Camp Kappawanna: Get Psyched for Summer at Lisa Loeb's Charming Family Musical
While we cover family theater quite a bit, many shows that fit into this category are really created to please kids, not grown-ups. So when my theater-loving daughter and I see a production that makes both of us smile, laugh and (I admit it!) shed a tear or two, I want to sing its praises and its catchy tunes to all the families I know. Camp Kappawanna by Atlantic for Kids is one of those shows. Cowritten by '90s indie rock diva Lisa Loeb (of "Stay" fame) and loosely inspired by her own summer camp experiences when she was a geeky, guitar-playing girl, Camp Kappawanna has lovely songs, a wonderful sense of humor and a familiar message about being brave that's delivered in a fresh and engaging way.

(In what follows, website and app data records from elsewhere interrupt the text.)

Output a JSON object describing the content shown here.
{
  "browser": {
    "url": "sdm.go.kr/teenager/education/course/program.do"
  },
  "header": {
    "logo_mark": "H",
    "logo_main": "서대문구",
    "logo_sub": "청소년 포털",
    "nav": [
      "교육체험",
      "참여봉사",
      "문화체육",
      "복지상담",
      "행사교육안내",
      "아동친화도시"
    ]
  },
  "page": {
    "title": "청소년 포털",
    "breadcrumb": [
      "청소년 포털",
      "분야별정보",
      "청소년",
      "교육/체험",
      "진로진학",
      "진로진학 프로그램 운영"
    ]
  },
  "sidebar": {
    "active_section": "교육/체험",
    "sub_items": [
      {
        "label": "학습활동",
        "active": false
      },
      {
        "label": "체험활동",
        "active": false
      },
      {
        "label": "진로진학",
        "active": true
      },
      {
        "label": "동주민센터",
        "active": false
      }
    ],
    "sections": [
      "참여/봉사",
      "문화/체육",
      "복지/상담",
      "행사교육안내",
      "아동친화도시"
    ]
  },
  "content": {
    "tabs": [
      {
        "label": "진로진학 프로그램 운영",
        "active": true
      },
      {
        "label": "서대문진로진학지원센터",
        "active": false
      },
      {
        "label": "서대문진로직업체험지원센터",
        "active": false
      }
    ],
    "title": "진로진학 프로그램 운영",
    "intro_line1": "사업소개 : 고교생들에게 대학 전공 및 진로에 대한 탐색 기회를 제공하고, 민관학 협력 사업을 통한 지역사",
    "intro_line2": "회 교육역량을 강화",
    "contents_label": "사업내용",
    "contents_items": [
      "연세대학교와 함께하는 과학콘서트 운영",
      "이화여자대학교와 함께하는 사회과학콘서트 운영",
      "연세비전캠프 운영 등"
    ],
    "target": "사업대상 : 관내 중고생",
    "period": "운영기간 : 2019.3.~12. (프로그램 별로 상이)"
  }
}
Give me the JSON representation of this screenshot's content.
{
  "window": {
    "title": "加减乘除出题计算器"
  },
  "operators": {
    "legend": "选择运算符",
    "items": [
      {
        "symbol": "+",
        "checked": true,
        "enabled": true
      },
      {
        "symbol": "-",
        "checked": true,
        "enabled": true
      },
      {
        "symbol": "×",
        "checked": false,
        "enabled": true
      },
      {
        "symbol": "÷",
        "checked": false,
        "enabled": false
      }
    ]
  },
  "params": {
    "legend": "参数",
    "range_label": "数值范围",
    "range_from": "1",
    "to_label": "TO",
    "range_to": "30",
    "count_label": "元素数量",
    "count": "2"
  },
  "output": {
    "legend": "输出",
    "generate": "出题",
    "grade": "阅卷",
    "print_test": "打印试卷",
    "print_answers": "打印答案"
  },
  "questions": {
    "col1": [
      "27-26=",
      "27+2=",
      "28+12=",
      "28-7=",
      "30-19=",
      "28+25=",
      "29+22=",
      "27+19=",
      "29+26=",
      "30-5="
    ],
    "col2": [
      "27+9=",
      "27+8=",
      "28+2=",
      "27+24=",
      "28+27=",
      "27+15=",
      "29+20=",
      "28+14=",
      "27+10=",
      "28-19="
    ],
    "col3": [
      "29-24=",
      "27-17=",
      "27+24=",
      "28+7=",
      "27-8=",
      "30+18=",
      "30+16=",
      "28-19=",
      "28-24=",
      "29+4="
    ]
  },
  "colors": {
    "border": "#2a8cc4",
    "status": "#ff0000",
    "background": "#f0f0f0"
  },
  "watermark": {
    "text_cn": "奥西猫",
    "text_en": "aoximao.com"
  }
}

Camp Kappawanna is produced by Atlantic for Kids, the family wing of the decidedly adult Atlantic Theater Company. The show opens with the rousing, folk-rock ditty "Going Away" as the main characters prepare for sleepaway camp. Each one is an archetype: Nick (Wesley Zurick), a hardcore gamer, Veronica (Faye Rex), a princess, and Jenny Jenkins (Mara Measor), Loeb's alter ego—a shy, bespectacled songwriter who never goes anywhere without her guitar, yet refuses to perform publicly. The trio end up at Camp Kappawanna, a no-frills program run by the goofy yet enthusiastic Gina (Lydian Blossom) who's embroiled in an ongoing feud with the high-end, hyper-competitive Camp Bankston across the way. Overgrown jock Chad (a very funny Anthony Ritosa) runs Bankston with an iron fist; his campers may have an infinity pool, but they don't seem to have much fun.
The rest of the plot unfolds predictably: the camps end up agreeing to a high-stakes contest that may mean the end of Kappawanna. But under Gina's ever-optimistic guidance, her motley crew of campers become friends, go outside their comfort zones and use their unique talents to best the bad guys. What makes Camp Kappawanna better than your average kids' show is its inventive staging (director Alison Beatty is the artistic director of the Atlantic Acting School), clever jokes and infectious songs. Jenny's big ballad, "What Perfect Looks Like," sounds like classic Loeb with insightful lyrics about how it feels to not belong. Meanwhile, the other numbers, co-written by Michelle Lewis and Dan Petty, run the gamut from folk to show tunes to rock to rap, and are played by an onstage trio (guitar, percussion, and alternating banjo and piano) that's integrated into the action. While there's plenty of humor for kids, there are punch lines for adults, too (listen for the one about egg whites). Though I knew where it was going, I found myself very moved as the "loser" Kappawanna campers came into their own. That's a testament to the material and the performers, who were never condescending to the kids in the audience.
Although there's nothing inappropriate in Camp Kappawanna, I do think it's best enjoyed by school-age kids, ideally between ages five and 12. Most of the preschoolers in the audience when we attended seemed restless. Even if they do follow the story, they probably won't relate to teenage angst. The show runs a little over an hour, and kids can meet the cast and ask for autographs in the lobby after the performance. Sometimes Lisa Loeb is even there, too!
Camp Kappawanna is playing at the Linda Gross Theater at 336 West 20th Street between 8th and 9th Avenues through Sunday, April 12. See our listing for the complete schedule. Tickets are $20 for adults, $15 for children.
Photos by Ahron R. Foster.